When Docker launches a container, it first pulls all the filesystem layers that comprise the image to the local filesystem. This image is then mapped as the root of the container filesystem. Docker also allows for the creation of independent volumes that can be attached to multiple containers. You can map volumes from the host machine into the container, ports from the public interface to the container, set environment variables, etc. See the command summary section for an example.

Docker Usage Summary

Most examples here are only illustrative. For complete command syntax and options, refer to the links below each. Commands referring to image:tag, can also optionally be prefixed with server:port/ to point to specific Docker registries rather than the default

Logging into a registry:

Usage: docker login [SERVER]

Full documentation:

Pull an image from the registry:

$ docker pull alpine:3.5

Full docuemtation:

List images on the local machine:

$ docker images

Full documentation:

Remove a local image:

$ docker rmi alpine:3.5

Full documentation:

Launching a container (example):

$ docker run -it –rm -v /host/path:/some/path/in/container -e TERM=xterm -p 443:8443 –name myalpine alpine:3.5 sleep 600

This command funs the Alpine Linux image tagged as 3.5 in interactive (-i) mode with an allocated pseudoterminal (-t). It maps volume (-v) path /host/path on the base OS to /some/path/in/container inside the container. It passes in an environment (-e) variable TERM=xterm into the container. It maps (-p) external port 443 to port 8443 in the running container. Finally, it runs “sleep 600” inside the container. The running container is named (–name) “myalpine”.

For more information:

List running containers:

$ docker ps

Add option -a to list all containers including stopped ones

Full documentation:

Entering or running a command in a running container:

$ docker exec myalpine ps -ef

Runs ps -ef inside a running container named myalpine

Full documentation:

Stopping a container:

$ docker stop myalpine

Stops the container named myalpine

Full documentation:

Removing a container:

$ docker rm myalpine

Removes the stopped container named myalpine

Full documentation:

Customize Wercker Boxes and Services

Wercker uses Docker containers in the pipeline to provide toolchain boxes and auxiliary services. It might be necessary to customize existing Docker images or create entirely new ones for Wercker boxes or services. The easiest way to do that is with a Dockerfile.

Here’s an example that expands the Python container to add Python minifier support. In an empty directory, create a file named Dockerfile that contains this.

FROM python

RUN pip install pyminifier

This Dockerfile creates a new image from the Python base image. The RUN line adds a new layer that contains the pyminifier package.

To build, tag and push this into the default Docker registry (, in the same directory as the Dockerfile, run:

$ docker build -t hubuser/pyminifier:some-tag .

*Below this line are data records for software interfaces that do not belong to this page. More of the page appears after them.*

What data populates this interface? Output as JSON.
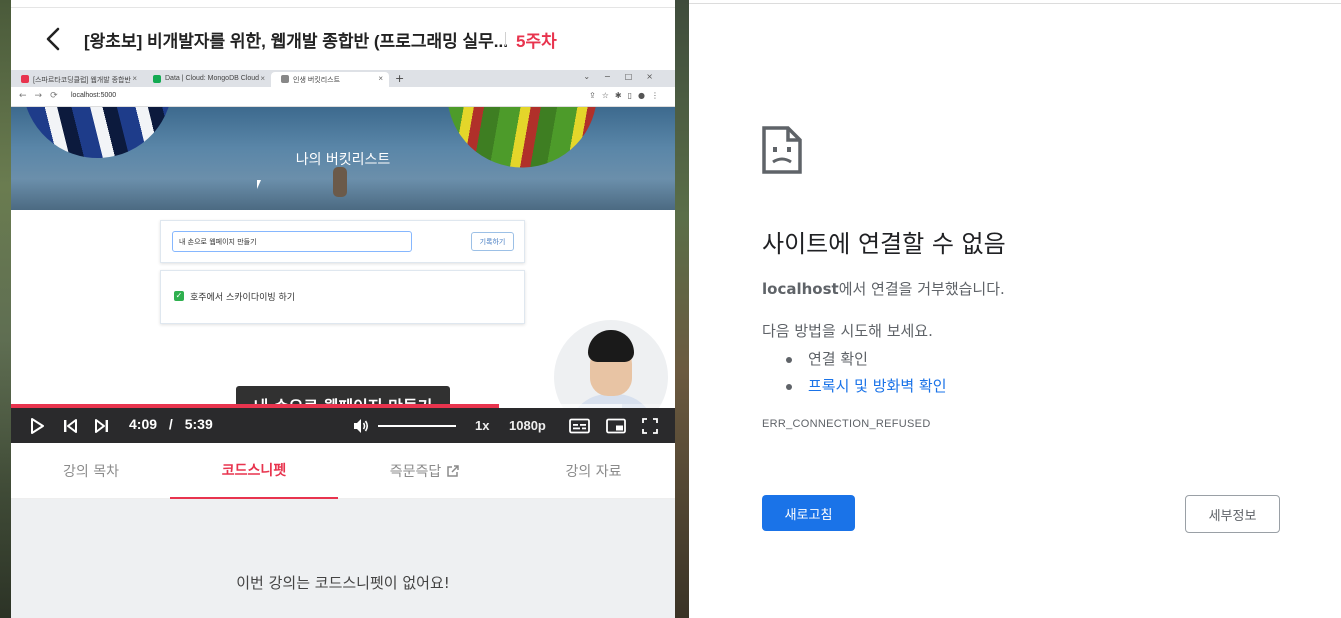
{
  "lecture": {
    "title": "[왕초보] 비개발자를 위한, 웹개발 종합반 (프로그래밍 실무...",
    "week": "5주차",
    "video": {
      "inner_browser": {
        "tabs": [
          {
            "label": "[스파르타코딩클럽] 웹개발 종합반",
            "favicon_color": "#e8344e"
          },
          {
            "label": "Data | Cloud: MongoDB Cloud",
            "favicon_color": "#13aa52"
          },
          {
            "label": "인생 버킷리스트",
            "favicon_color": "#888888"
          }
        ],
        "url": "localhost:5000",
        "hero_title": "나의 버킷리스트",
        "input_value": "내 손으로 웹페이지 만들기",
        "save_label": "기록하기",
        "todo_item": "호주에서 스카이다이빙 하기"
      },
      "subtitle": "내 손으로 웹페이지 만들기",
      "current_time": "4:09",
      "time_separator": "/",
      "duration": "5:39",
      "progress_fraction": 0.7345,
      "buffer_fraction": 0.92,
      "volume_fraction": 1.0,
      "speed": "1x",
      "quality": "1080p"
    },
    "tabs": [
      {
        "label": "강의 목차",
        "active": false
      },
      {
        "label": "코드스니펫",
        "active": true
      },
      {
        "label": "즉문즉답",
        "active": false,
        "external": true
      },
      {
        "label": "강의 자료",
        "active": false
      }
    ],
    "empty_message": "이번 강의는 코드스니펫이 없어요!"
  },
  "error_page": {
    "title": "사이트에 연결할 수 없음",
    "host": "localhost",
    "desc_suffix": "에서 연결을 거부했습니다.",
    "try_label": "다음 방법을 시도해 보세요.",
    "suggestions": [
      {
        "label": "연결 확인",
        "link": false
      },
      {
        "label": "프록시 및 방화벽 확인",
        "link": true
      }
    ],
    "error_code": "ERR_CONNECTION_REFUSED",
    "reload_label": "새로고침",
    "details_label": "세부정보"
  },
  "colors": {
    "accent_red": "#e8344e",
    "chrome_blue": "#1a73e8",
    "text_gray": "#5f6368"
  }
}
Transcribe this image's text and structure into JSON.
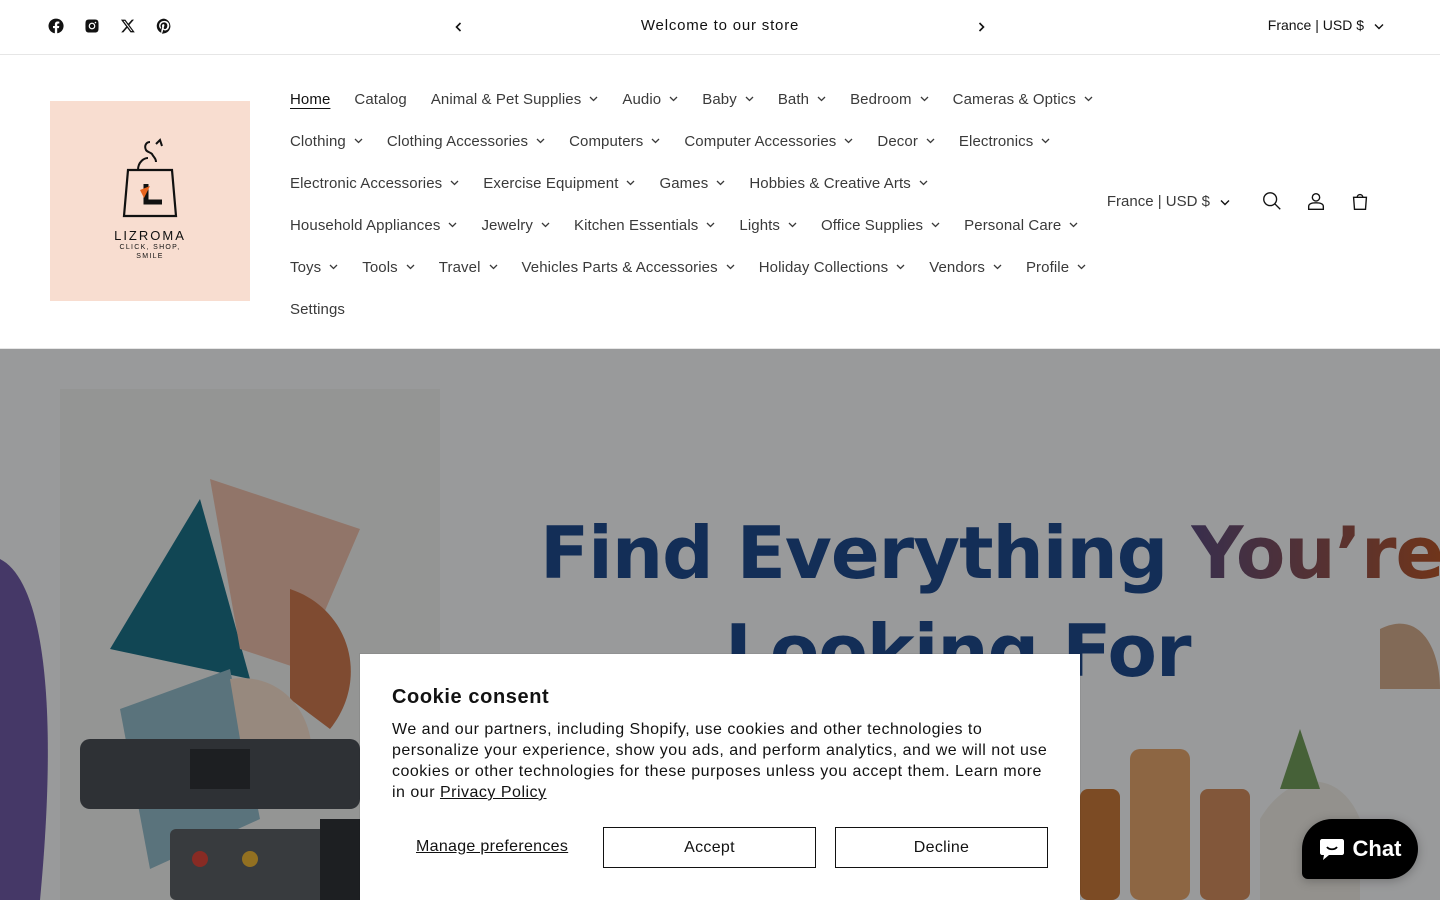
{
  "announcement": {
    "text": "Welcome to our store",
    "socials": [
      "facebook",
      "instagram",
      "x",
      "pinterest"
    ],
    "country_selector": "France | USD $"
  },
  "logo": {
    "name": "LIZROMA",
    "tagline": "CLICK, SHOP, SMILE"
  },
  "nav": {
    "rows": [
      [
        {
          "label": "Home",
          "dropdown": false,
          "active": true
        },
        {
          "label": "Catalog",
          "dropdown": false
        },
        {
          "label": "Animal & Pet Supplies",
          "dropdown": true
        },
        {
          "label": "Audio",
          "dropdown": true
        },
        {
          "label": "Baby",
          "dropdown": true
        },
        {
          "label": "Bath",
          "dropdown": true
        },
        {
          "label": "Bedroom",
          "dropdown": true
        },
        {
          "label": "Cameras & Optics",
          "dropdown": true
        }
      ],
      [
        {
          "label": "Clothing",
          "dropdown": true
        },
        {
          "label": "Clothing Accessories",
          "dropdown": true
        },
        {
          "label": "Computers",
          "dropdown": true
        },
        {
          "label": "Computer Accessories",
          "dropdown": true
        },
        {
          "label": "Decor",
          "dropdown": true
        },
        {
          "label": "Electronics",
          "dropdown": true
        }
      ],
      [
        {
          "label": "Electronic Accessories",
          "dropdown": true
        },
        {
          "label": "Exercise Equipment",
          "dropdown": true
        },
        {
          "label": "Games",
          "dropdown": true
        },
        {
          "label": "Hobbies & Creative Arts",
          "dropdown": true
        }
      ],
      [
        {
          "label": "Household Appliances",
          "dropdown": true
        },
        {
          "label": "Jewelry",
          "dropdown": true
        },
        {
          "label": "Kitchen Essentials",
          "dropdown": true
        },
        {
          "label": "Lights",
          "dropdown": true
        },
        {
          "label": "Office Supplies",
          "dropdown": true
        },
        {
          "label": "Personal Care",
          "dropdown": true
        }
      ],
      [
        {
          "label": "Toys",
          "dropdown": true
        },
        {
          "label": "Tools",
          "dropdown": true
        },
        {
          "label": "Travel",
          "dropdown": true
        },
        {
          "label": "Vehicles Parts & Accessories",
          "dropdown": true
        },
        {
          "label": "Holiday Collections",
          "dropdown": true
        },
        {
          "label": "Vendors",
          "dropdown": true
        },
        {
          "label": "Profile",
          "dropdown": true
        }
      ],
      [
        {
          "label": "Settings",
          "dropdown": false
        }
      ]
    ]
  },
  "header": {
    "country_selector": "France | USD $",
    "icons": [
      "search-icon",
      "account-icon",
      "cart-icon"
    ]
  },
  "hero": {
    "line1_a": "Find Everything ",
    "line1_b": "You’re",
    "line2": "Looking For"
  },
  "cookie": {
    "title": "Cookie consent",
    "body": "We and our partners, including Shopify, use cookies and other technologies to personalize your experience, show you ads, and perform analytics, and we will not use cookies or other technologies for these purposes unless you accept them. Learn more in our ",
    "link": "Privacy Policy",
    "manage": "Manage preferences",
    "accept": "Accept",
    "decline": "Decline"
  },
  "chat": {
    "label": "Chat"
  },
  "colors": {
    "logo_bg": "#f8ddd0",
    "hero_title": "#1f4a8a",
    "chat_bg": "#000000"
  }
}
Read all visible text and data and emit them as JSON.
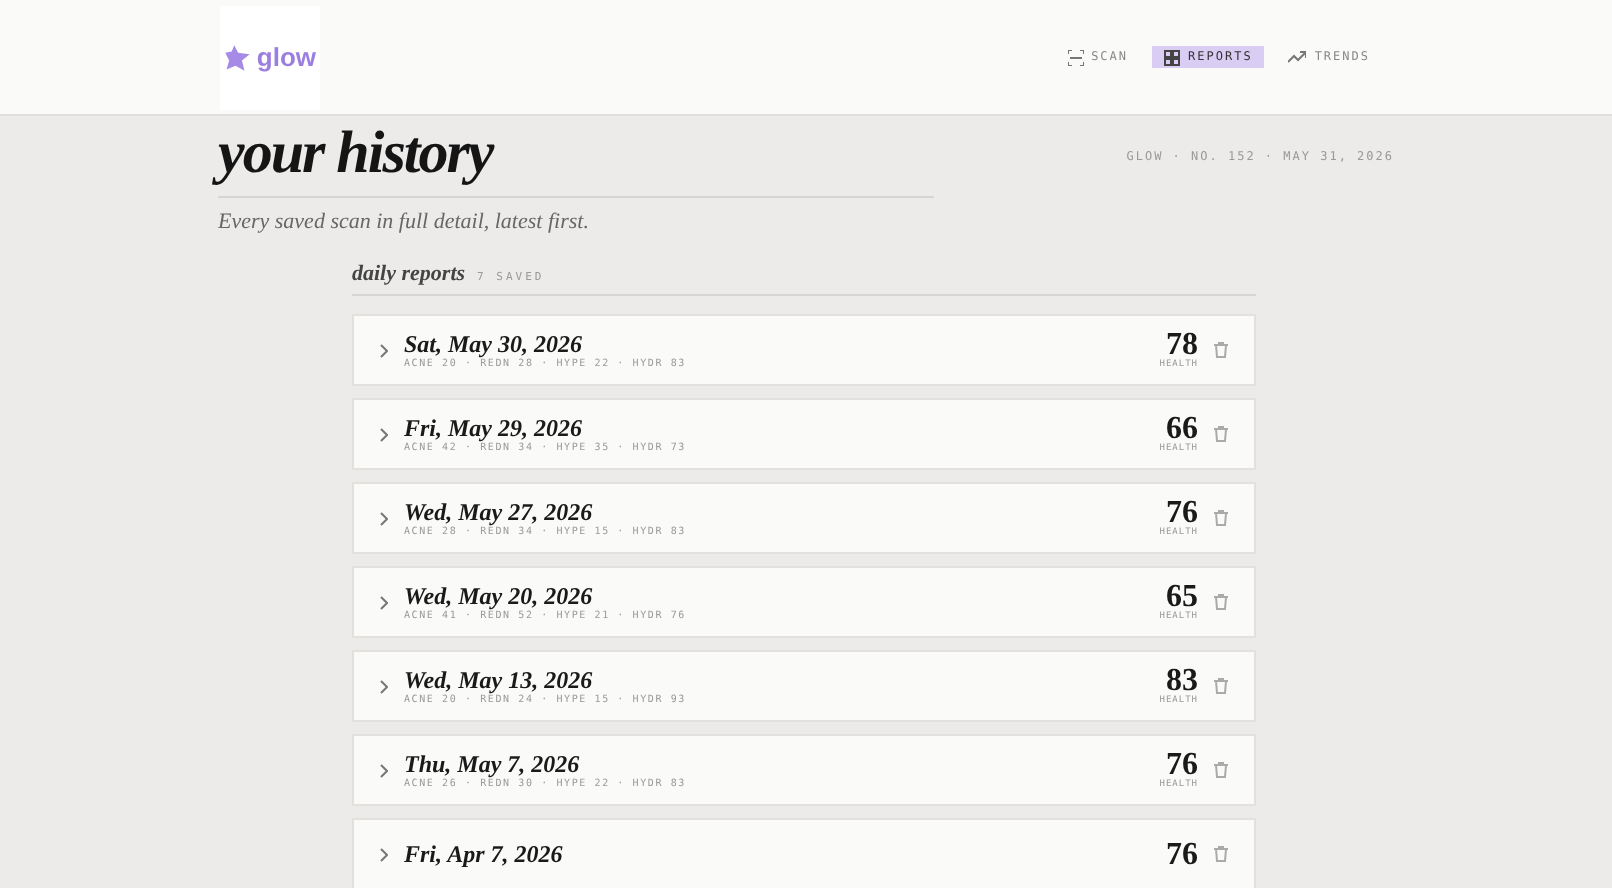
{
  "header": {
    "logo_text": "glow",
    "nav": [
      {
        "label": "SCAN",
        "selected": false
      },
      {
        "label": "REPORTS",
        "selected": true
      },
      {
        "label": "TRENDS",
        "selected": false
      }
    ]
  },
  "page": {
    "title": "your history",
    "meta": "GLOW · NO. 152 · MAY 31, 2026",
    "subtitle": "Every saved scan in full detail, latest first."
  },
  "section": {
    "title": "daily reports",
    "count": "7 SAVED"
  },
  "reports": [
    {
      "date": "Sat, May 30, 2026",
      "metrics": "ACNE 20 · REDN 28 · HYPE 22 · HYDR 83",
      "score": "78",
      "score_label": "HEALTH"
    },
    {
      "date": "Fri, May 29, 2026",
      "metrics": "ACNE 42 · REDN 34 · HYPE 35 · HYDR 73",
      "score": "66",
      "score_label": "HEALTH"
    },
    {
      "date": "Wed, May 27, 2026",
      "metrics": "ACNE 28 · REDN 34 · HYPE 15 · HYDR 83",
      "score": "76",
      "score_label": "HEALTH"
    },
    {
      "date": "Wed, May 20, 2026",
      "metrics": "ACNE 41 · REDN 52 · HYPE 21 · HYDR 76",
      "score": "65",
      "score_label": "HEALTH"
    },
    {
      "date": "Wed, May 13, 2026",
      "metrics": "ACNE 20 · REDN 24 · HYPE 15 · HYDR 93",
      "score": "83",
      "score_label": "HEALTH"
    },
    {
      "date": "Thu, May 7, 2026",
      "metrics": "ACNE 26 · REDN 30 · HYPE 22 · HYDR 83",
      "score": "76",
      "score_label": "HEALTH"
    },
    {
      "date": "Fri, Apr 7, 2026",
      "score": "76"
    }
  ]
}
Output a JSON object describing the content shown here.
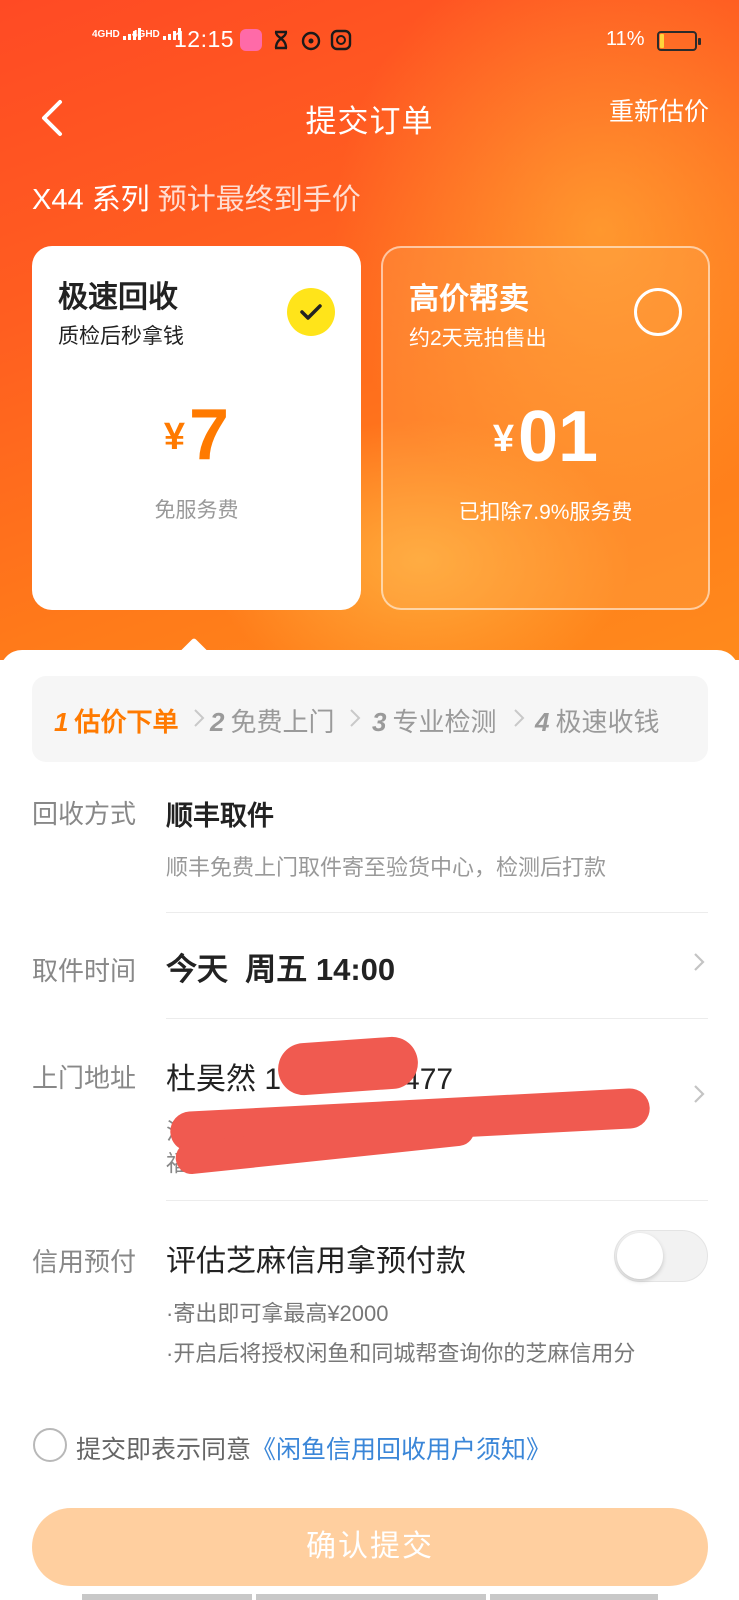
{
  "status_bar": {
    "sig1_label": "4GHD",
    "sig2_label": "4GHD",
    "time": "12:15",
    "battery": "11%",
    "battery_level": 0.11
  },
  "nav": {
    "title": "提交订单",
    "action": "重新估价"
  },
  "subtitle": {
    "model": "X44 系列",
    "caption": "预计最终到手价"
  },
  "options": [
    {
      "title": "极速回收",
      "desc": "质检后秒拿钱",
      "currency": "¥",
      "price": "7",
      "note": "免服务费",
      "selected": true
    },
    {
      "title": "高价帮卖",
      "desc": "约2天竞拍售出",
      "currency": "¥",
      "price": "01",
      "note": "已扣除7.9%服务费",
      "selected": false
    }
  ],
  "steps": [
    {
      "num": "1",
      "label": "估价下单",
      "active": true
    },
    {
      "num": "2",
      "label": "免费上门",
      "active": false
    },
    {
      "num": "3",
      "label": "专业检测",
      "active": false
    },
    {
      "num": "4",
      "label": "极速收钱",
      "active": false
    }
  ],
  "method": {
    "label": "回收方式",
    "value": "顺丰取件",
    "hint": "顺丰免费上门取件寄至验货中心，检测后打款"
  },
  "pickup": {
    "label": "取件时间",
    "value": "今天  周五 14:00"
  },
  "address": {
    "label": "上门地址",
    "name": "杜昊然",
    "phone_prefix": "1",
    "phone_suffix": "477",
    "line1_prefix": "江苏",
    "line2_prefix": "福"
  },
  "credit": {
    "label": "信用预付",
    "title": "评估芝麻信用拿预付款",
    "enabled": false,
    "bullets": [
      "·寄出即可拿最高¥2000",
      "·开启后将授权闲鱼和同城帮查询你的芝麻信用分"
    ]
  },
  "agreement": {
    "text": "提交即表示同意",
    "link": "《闲鱼信用回收用户须知》",
    "checked": false
  },
  "submit_label": "确认提交",
  "colors": {
    "brand_orange": "#ff7a00",
    "hero_start": "#ff4a24",
    "hero_end": "#ff8a1c",
    "check_yellow": "#ffe41a",
    "link_blue": "#3a86d8",
    "submit_disabled": "#ffcf9f"
  }
}
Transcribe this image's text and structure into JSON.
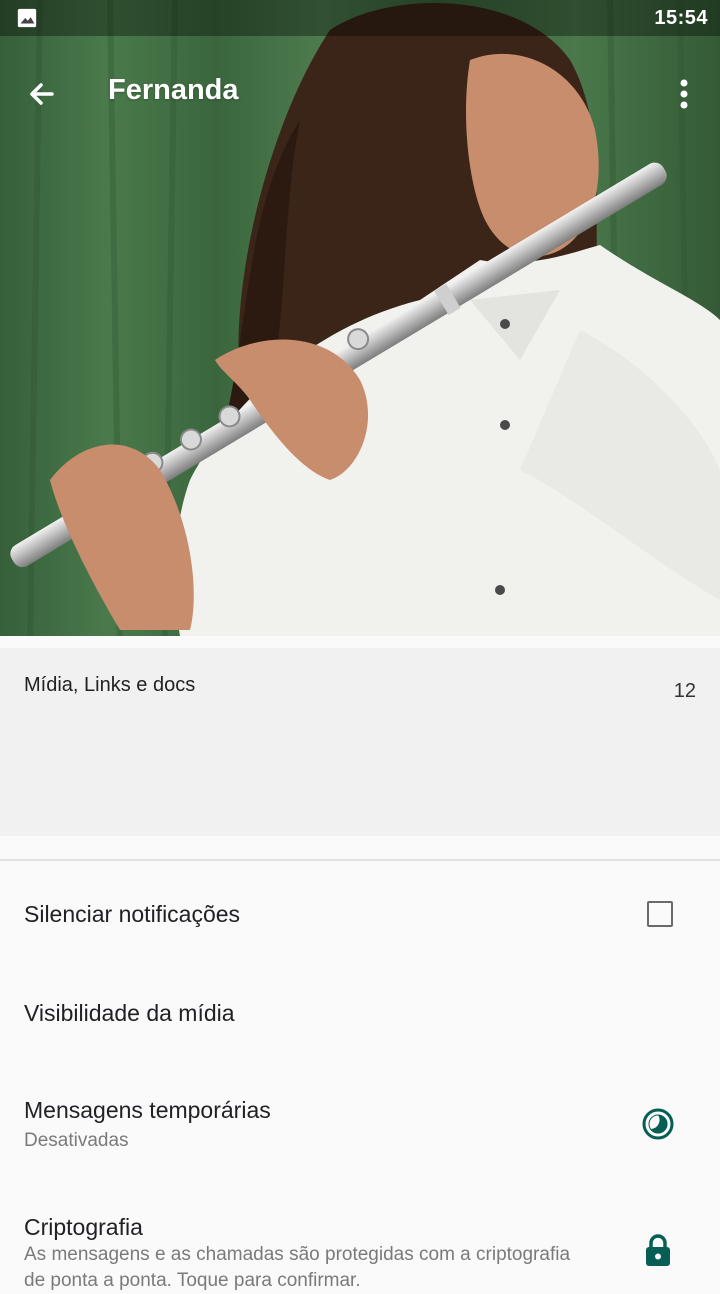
{
  "status_bar": {
    "time": "15:54",
    "notification_icon": "image-icon"
  },
  "toolbar": {
    "title": "Fernanda",
    "back_icon": "arrow-left-icon",
    "menu_icon": "more-vert-icon"
  },
  "media": {
    "label": "Mídia, Links e docs",
    "count": "12"
  },
  "settings": {
    "mute": {
      "label": "Silenciar notificações",
      "checked": false
    },
    "media_visibility": {
      "label": "Visibilidade da mídia"
    },
    "disappearing": {
      "label": "Mensagens temporárias",
      "status": "Desativadas"
    },
    "encryption": {
      "label": "Criptografia",
      "description": "As mensagens e as chamadas são protegidas com a criptografia de ponta a ponta. Toque para confirmar."
    }
  },
  "colors": {
    "accent": "#075e54",
    "background": "#fafafa"
  }
}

$ docker push hubuser/pyminifier:some-tag

In the above example, hubuser is your Docker Hub username. You may need to authenticate before you can push to the registry.

You can now use this container image in your pipeline definition as:



      Id: hubuser/pyminifier

      username: $USERNAME

      password: $PASSWORD

      tag: some-tag

      registry: registry.local